*What the task asks*
What number of lines in the entries below include the string "amount"? Respond with that number alone.

═════ Materials provided ═════

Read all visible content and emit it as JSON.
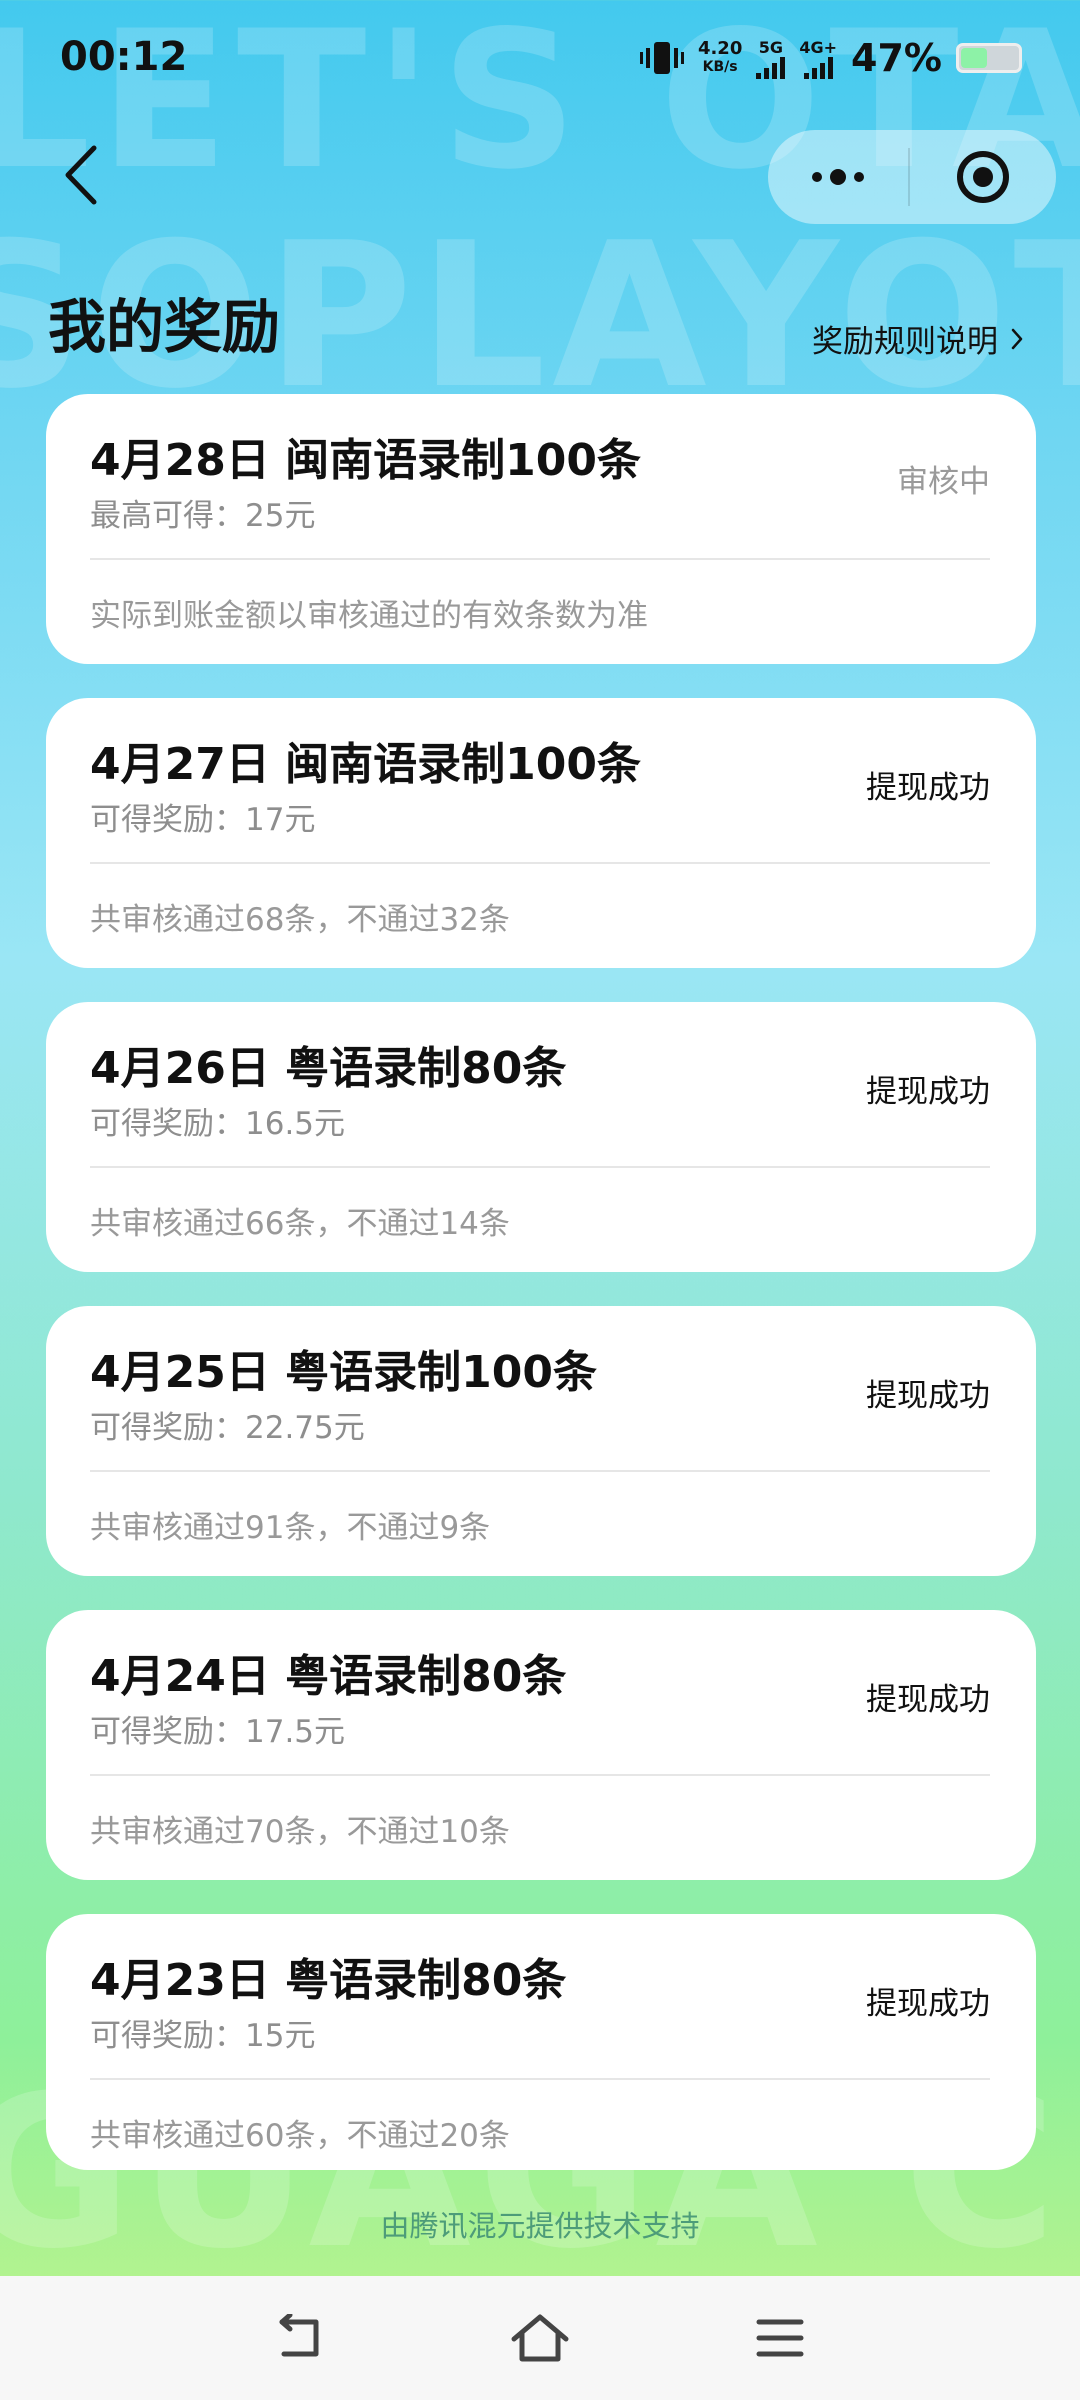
{
  "status_bar": {
    "time": "00:12",
    "speed_value": "4.20",
    "speed_unit": "KB/s",
    "net1": "5G",
    "net2": "4G+",
    "battery": "47%",
    "battery_level": 0.47,
    "battery_color": "#8df2a7"
  },
  "nav": {
    "back_icon": "chevron-left-icon",
    "more_icon": "more-dots-icon",
    "close_icon": "target-close-icon"
  },
  "page": {
    "title": "我的奖励",
    "rules_link": "奖励规则说明"
  },
  "rewards": [
    {
      "title": "4月28日 闽南语录制100条",
      "amount": "最高可得：25元",
      "status": "审核中",
      "note": "实际到账金额以审核通过的有效条数为准"
    },
    {
      "title": "4月27日 闽南语录制100条",
      "amount": "可得奖励：17元",
      "status": "提现成功",
      "note": "共审核通过68条，不通过32条"
    },
    {
      "title": "4月26日 粤语录制80条",
      "amount": "可得奖励：16.5元",
      "status": "提现成功",
      "note": "共审核通过66条，不通过14条"
    },
    {
      "title": "4月25日 粤语录制100条",
      "amount": "可得奖励：22.75元",
      "status": "提现成功",
      "note": "共审核通过91条，不通过9条"
    },
    {
      "title": "4月24日 粤语录制80条",
      "amount": "可得奖励：17.5元",
      "status": "提现成功",
      "note": "共审核通过70条，不通过10条"
    },
    {
      "title": "4月23日 粤语录制80条",
      "amount": "可得奖励：15元",
      "status": "提现成功",
      "note": "共审核通过60条，不通过20条"
    }
  ],
  "footer": {
    "powered_by": "由腾讯混元提供技术支持"
  },
  "system_nav": {
    "back_icon": "return-icon",
    "home_icon": "home-icon",
    "menu_icon": "menu-icon"
  },
  "watermark_text": [
    "LET'S OTAI",
    "SOPLAYOT",
    "GUAGA CHI"
  ]
}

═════

*Exercise answer*
6